_Description of the task_
Would you please copy each line below that includes the string "icon"?

_Dataset entries_
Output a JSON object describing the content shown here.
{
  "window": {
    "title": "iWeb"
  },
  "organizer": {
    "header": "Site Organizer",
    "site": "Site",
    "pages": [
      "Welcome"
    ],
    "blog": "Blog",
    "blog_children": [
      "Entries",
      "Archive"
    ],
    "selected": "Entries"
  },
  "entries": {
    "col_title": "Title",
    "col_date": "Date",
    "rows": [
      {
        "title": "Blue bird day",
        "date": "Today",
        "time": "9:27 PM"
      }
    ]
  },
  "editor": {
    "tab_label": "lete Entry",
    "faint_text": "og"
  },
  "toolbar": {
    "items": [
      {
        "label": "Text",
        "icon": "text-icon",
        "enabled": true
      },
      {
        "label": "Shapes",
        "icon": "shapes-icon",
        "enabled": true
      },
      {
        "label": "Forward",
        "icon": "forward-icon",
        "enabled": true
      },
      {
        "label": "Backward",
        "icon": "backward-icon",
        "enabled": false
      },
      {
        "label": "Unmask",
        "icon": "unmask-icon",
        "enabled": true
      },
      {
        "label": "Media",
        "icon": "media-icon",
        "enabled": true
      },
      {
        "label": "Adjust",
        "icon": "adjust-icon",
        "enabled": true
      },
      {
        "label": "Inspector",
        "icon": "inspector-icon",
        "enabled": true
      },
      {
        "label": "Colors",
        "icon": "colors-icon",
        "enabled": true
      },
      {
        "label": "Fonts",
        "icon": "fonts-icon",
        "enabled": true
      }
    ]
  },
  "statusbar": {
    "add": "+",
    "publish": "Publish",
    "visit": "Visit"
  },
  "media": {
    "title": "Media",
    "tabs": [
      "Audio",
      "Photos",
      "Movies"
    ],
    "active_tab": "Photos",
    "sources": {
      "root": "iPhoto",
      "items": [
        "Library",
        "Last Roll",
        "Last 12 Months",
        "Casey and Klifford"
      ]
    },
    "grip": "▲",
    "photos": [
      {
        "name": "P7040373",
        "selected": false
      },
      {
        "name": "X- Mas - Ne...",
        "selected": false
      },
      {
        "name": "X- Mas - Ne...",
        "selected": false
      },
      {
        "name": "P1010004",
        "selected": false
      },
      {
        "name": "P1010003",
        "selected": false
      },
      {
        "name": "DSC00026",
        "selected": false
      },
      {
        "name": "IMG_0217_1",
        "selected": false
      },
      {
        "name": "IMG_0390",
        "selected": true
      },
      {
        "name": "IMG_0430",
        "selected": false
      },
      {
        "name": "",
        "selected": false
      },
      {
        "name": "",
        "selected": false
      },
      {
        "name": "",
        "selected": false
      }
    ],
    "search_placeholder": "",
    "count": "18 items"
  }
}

_Answer to this exercise_
        "icon": "text-icon",
        "icon": "shapes-icon",
        "icon": "forward-icon",
        "icon": "backward-icon",
        "icon": "unmask-icon",
        "icon": "media-icon",
        "icon": "adjust-icon",
        "icon": "inspector-icon",
        "icon": "colors-icon",
        "icon": "fonts-icon",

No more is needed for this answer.